Collected data
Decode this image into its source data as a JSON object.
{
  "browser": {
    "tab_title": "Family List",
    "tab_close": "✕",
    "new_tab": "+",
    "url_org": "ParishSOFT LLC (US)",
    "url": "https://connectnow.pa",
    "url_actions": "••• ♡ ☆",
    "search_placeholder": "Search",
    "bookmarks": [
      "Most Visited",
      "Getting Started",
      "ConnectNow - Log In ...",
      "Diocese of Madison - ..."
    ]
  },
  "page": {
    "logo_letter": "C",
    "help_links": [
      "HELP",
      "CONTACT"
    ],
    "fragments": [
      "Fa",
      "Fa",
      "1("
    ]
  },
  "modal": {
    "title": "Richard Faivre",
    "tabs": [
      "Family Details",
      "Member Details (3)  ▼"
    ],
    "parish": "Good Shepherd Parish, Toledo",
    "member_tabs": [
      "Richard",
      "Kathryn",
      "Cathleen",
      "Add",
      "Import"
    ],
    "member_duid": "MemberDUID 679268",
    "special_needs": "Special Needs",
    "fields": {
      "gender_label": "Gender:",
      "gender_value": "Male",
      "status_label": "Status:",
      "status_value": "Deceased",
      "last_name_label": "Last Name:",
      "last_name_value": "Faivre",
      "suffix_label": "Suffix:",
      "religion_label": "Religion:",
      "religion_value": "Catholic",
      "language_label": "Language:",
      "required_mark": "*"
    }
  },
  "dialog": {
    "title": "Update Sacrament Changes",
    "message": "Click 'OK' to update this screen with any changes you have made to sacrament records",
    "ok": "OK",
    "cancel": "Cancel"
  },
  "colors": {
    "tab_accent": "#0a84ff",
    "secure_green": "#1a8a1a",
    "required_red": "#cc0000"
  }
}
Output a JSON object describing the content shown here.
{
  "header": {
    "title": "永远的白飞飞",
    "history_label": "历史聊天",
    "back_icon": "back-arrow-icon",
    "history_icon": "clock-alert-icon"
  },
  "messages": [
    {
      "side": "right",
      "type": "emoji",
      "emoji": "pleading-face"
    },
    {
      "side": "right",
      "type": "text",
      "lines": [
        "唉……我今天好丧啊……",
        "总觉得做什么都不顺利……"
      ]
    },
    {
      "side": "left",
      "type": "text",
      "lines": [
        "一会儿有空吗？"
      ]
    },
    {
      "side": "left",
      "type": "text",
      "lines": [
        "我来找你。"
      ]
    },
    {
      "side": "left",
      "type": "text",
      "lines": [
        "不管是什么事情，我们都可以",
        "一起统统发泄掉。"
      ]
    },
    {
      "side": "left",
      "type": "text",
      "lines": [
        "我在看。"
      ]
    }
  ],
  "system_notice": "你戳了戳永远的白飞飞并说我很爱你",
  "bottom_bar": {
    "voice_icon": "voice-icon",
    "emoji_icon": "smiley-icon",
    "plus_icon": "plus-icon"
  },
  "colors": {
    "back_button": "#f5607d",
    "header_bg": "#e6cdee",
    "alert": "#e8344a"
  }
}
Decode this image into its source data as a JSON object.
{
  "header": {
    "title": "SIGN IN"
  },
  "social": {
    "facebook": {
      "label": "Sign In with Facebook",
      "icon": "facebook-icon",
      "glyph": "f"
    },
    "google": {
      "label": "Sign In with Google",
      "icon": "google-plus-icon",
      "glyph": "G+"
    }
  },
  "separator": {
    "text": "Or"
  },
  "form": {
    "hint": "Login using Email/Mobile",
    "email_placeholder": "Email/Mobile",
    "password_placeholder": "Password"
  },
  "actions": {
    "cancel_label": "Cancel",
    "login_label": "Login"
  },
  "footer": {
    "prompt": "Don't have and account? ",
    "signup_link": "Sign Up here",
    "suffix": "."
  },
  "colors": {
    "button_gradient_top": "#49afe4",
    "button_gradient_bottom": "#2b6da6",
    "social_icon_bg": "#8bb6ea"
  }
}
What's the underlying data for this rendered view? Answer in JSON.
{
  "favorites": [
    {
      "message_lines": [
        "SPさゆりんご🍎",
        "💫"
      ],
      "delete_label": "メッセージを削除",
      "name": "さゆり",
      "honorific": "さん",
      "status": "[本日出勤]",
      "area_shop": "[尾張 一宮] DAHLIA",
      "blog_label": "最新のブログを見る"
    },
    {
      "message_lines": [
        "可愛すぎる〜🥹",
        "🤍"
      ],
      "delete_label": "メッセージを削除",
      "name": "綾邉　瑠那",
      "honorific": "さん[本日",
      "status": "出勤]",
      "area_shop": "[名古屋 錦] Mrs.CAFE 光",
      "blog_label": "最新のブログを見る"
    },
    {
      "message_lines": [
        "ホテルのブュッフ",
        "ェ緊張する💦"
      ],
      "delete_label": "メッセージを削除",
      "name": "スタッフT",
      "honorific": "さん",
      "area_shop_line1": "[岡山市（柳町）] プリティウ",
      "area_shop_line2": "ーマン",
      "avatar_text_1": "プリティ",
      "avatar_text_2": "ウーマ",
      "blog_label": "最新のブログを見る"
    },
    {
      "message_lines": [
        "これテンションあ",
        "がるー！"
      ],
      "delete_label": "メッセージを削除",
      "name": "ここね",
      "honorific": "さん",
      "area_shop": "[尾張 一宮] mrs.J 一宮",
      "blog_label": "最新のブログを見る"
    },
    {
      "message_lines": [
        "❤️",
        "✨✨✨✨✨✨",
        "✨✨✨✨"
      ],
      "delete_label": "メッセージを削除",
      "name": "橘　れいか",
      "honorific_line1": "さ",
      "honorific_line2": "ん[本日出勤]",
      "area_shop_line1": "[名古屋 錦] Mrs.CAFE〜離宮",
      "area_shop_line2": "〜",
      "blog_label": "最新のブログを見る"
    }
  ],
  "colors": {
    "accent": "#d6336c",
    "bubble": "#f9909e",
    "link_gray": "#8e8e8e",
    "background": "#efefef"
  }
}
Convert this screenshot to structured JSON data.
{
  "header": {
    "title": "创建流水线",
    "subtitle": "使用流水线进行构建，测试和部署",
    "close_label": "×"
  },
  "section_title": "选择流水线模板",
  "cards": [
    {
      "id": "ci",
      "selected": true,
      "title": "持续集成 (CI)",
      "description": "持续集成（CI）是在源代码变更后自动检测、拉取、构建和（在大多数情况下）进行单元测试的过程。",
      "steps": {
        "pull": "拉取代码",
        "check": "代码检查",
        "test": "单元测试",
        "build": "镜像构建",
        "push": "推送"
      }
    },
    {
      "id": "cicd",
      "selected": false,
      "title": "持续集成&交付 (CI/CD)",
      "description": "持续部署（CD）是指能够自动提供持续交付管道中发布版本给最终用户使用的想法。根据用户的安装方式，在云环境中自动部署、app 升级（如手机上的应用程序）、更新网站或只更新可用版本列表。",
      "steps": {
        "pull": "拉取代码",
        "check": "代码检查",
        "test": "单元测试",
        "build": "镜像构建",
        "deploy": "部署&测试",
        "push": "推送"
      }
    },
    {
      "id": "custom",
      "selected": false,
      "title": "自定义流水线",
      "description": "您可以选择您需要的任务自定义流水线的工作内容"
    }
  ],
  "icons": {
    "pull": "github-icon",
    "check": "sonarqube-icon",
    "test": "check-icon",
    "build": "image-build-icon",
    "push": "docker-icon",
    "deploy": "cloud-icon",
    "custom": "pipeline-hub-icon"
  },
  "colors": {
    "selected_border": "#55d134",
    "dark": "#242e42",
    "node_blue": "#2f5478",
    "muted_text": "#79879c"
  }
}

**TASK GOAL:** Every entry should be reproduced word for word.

**EXERCISE ANSWER:**
Decode this image into its source data as a JSON object.
{
  "browser": {
    "tab_title": "Family List",
    "tab_close": "✕",
    "new_tab": "+",
    "url_org": "ParishSOFT LLC (US)",
    "url": "https://connectnow.pa",
    "url_actions": "••• ♡ ☆",
    "search_placeholder": "Search",
    "bookmarks": [
      "Most Visited",
      "Getting Started",
      "ConnectNow - Log In ...",
      "Diocese of Madison - ..."
    ]
  },
  "page": {
    "logo_letter": "C",
    "help_links": [
      "HELP",
      "CONTACT"
    ],
    "fragments": [
      "Fa",
      "Fa",
      "1("
    ]
  },
  "modal": {
    "title": "Richard Faivre",
    "tabs": [
      "Family Details",
      "Member Details (3)  ▼"
    ],
    "parish": "Good Shepherd Parish, Toledo",
    "member_tabs": [
      "Richard",
      "Kathryn",
      "Cathleen",
      "Add",
      "Import"
    ],
    "member_duid": "MemberDUID 679268",
    "special_needs": "Special Needs",
    "fields": {
      "gender_label": "Gender:",
      "gender_value": "Male",
      "status_label": "Status:",
      "status_value": "Deceased",
      "last_name_label": "Last Name:",
      "last_name_value": "Faivre",
      "suffix_label": "Suffix:",
      "religion_label": "Religion:",
      "religion_value": "Catholic",
      "language_label": "Language:",
      "required_mark": "*"
    }
  },
  "dialog": {
    "title": "Update Sacrament Changes",
    "message": "Click 'OK' to update this screen with any changes you have made to sacrament records",
    "ok": "OK",
    "cancel": "Cancel"
  },
  "colors": {
    "tab_accent": "#0a84ff",
    "secure_green": "#1a8a1a",
    "required_red": "#cc0000"
  }
}
Output a JSON object describing the content shown here.
{
  "header": {
    "title": "永远的白飞飞",
    "history_label": "历史聊天",
    "back_icon": "back-arrow-icon",
    "history_icon": "clock-alert-icon"
  },
  "messages": [
    {
      "side": "right",
      "type": "emoji",
      "emoji": "pleading-face"
    },
    {
      "side": "right",
      "type": "text",
      "lines": [
        "唉……我今天好丧啊……",
        "总觉得做什么都不顺利……"
      ]
    },
    {
      "side": "left",
      "type": "text",
      "lines": [
        "一会儿有空吗？"
      ]
    },
    {
      "side": "left",
      "type": "text",
      "lines": [
        "我来找你。"
      ]
    },
    {
      "side": "left",
      "type": "text",
      "lines": [
        "不管是什么事情，我们都可以",
        "一起统统发泄掉。"
      ]
    },
    {
      "side": "left",
      "type": "text",
      "lines": [
        "我在看。"
      ]
    }
  ],
  "system_notice": "你戳了戳永远的白飞飞并说我很爱你",
  "bottom_bar": {
    "voice_icon": "voice-icon",
    "emoji_icon": "smiley-icon",
    "plus_icon": "plus-icon"
  },
  "colors": {
    "back_button": "#f5607d",
    "header_bg": "#e6cdee",
    "alert": "#e8344a"
  }
}
Decode this image into its source data as a JSON object.
{
  "header": {
    "title": "SIGN IN"
  },
  "social": {
    "facebook": {
      "label": "Sign In with Facebook",
      "icon": "facebook-icon",
      "glyph": "f"
    },
    "google": {
      "label": "Sign In with Google",
      "icon": "google-plus-icon",
      "glyph": "G+"
    }
  },
  "separator": {
    "text": "Or"
  },
  "form": {
    "hint": "Login using Email/Mobile",
    "email_placeholder": "Email/Mobile",
    "password_placeholder": "Password"
  },
  "actions": {
    "cancel_label": "Cancel",
    "login_label": "Login"
  },
  "footer": {
    "prompt": "Don't have and account? ",
    "signup_link": "Sign Up here",
    "suffix": "."
  },
  "colors": {
    "button_gradient_top": "#49afe4",
    "button_gradient_bottom": "#2b6da6",
    "social_icon_bg": "#8bb6ea"
  }
}
What's the underlying data for this rendered view? Answer in JSON.
{
  "favorites": [
    {
      "message_lines": [
        "SPさゆりんご🍎",
        "💫"
      ],
      "delete_label": "メッセージを削除",
      "name": "さゆり",
      "honorific": "さん",
      "status": "[本日出勤]",
      "area_shop": "[尾張 一宮] DAHLIA",
      "blog_label": "最新のブログを見る"
    },
    {
      "message_lines": [
        "可愛すぎる〜🥹",
        "🤍"
      ],
      "delete_label": "メッセージを削除",
      "name": "綾邉　瑠那",
      "honorific": "さん[本日",
      "status": "出勤]",
      "area_shop": "[名古屋 錦] Mrs.CAFE 光",
      "blog_label": "最新のブログを見る"
    },
    {
      "message_lines": [
        "ホテルのブュッフ",
        "ェ緊張する💦"
      ],
      "delete_label": "メッセージを削除",
      "name": "スタッフT",
      "honorific": "さん",
      "area_shop_line1": "[岡山市（柳町）] プリティウ",
      "area_shop_line2": "ーマン",
      "avatar_text_1": "プリティ",
      "avatar_text_2": "ウーマ",
      "blog_label": "最新のブログを見る"
    },
    {
      "message_lines": [
        "これテンションあ",
        "がるー！"
      ],
      "delete_label": "メッセージを削除",
      "name": "ここね",
      "honorific": "さん",
      "area_shop": "[尾張 一宮] mrs.J 一宮",
      "blog_label": "最新のブログを見る"
    },
    {
      "message_lines": [
        "❤️",
        "✨✨✨✨✨✨",
        "✨✨✨✨"
      ],
      "delete_label": "メッセージを削除",
      "name": "橘　れいか",
      "honorific_line1": "さ",
      "honorific_line2": "ん[本日出勤]",
      "area_shop_line1": "[名古屋 錦] Mrs.CAFE〜離宮",
      "area_shop_line2": "〜",
      "blog_label": "最新のブログを見る"
    }
  ],
  "colors": {
    "accent": "#d6336c",
    "bubble": "#f9909e",
    "link_gray": "#8e8e8e",
    "background": "#efefef"
  }
}
Convert this screenshot to structured JSON data.
{
  "header": {
    "title": "创建流水线",
    "subtitle": "使用流水线进行构建，测试和部署",
    "close_label": "×"
  },
  "section_title": "选择流水线模板",
  "cards": [
    {
      "id": "ci",
      "selected": true,
      "title": "持续集成 (CI)",
      "description": "持续集成（CI）是在源代码变更后自动检测、拉取、构建和（在大多数情况下）进行单元测试的过程。",
      "steps": {
        "pull": "拉取代码",
        "check": "代码检查",
        "test": "单元测试",
        "build": "镜像构建",
        "push": "推送"
      }
    },
    {
      "id": "cicd",
      "selected": false,
      "title": "持续集成&交付 (CI/CD)",
      "description": "持续部署（CD）是指能够自动提供持续交付管道中发布版本给最终用户使用的想法。根据用户的安装方式，在云环境中自动部署、app 升级（如手机上的应用程序）、更新网站或只更新可用版本列表。",
      "steps": {
        "pull": "拉取代码",
        "check": "代码检查",
        "test": "单元测试",
        "build": "镜像构建",
        "deploy": "部署&测试",
        "push": "推送"
      }
    },
    {
      "id": "custom",
      "selected": false,
      "title": "自定义流水线",
      "description": "您可以选择您需要的任务自定义流水线的工作内容"
    }
  ],
  "icons": {
    "pull": "github-icon",
    "check": "sonarqube-icon",
    "test": "check-icon",
    "build": "image-build-icon",
    "push": "docker-icon",
    "deploy": "cloud-icon",
    "custom": "pipeline-hub-icon"
  },
  "colors": {
    "selected_border": "#55d134",
    "dark": "#242e42",
    "node_blue": "#2f5478",
    "muted_text": "#79879c"
  }
}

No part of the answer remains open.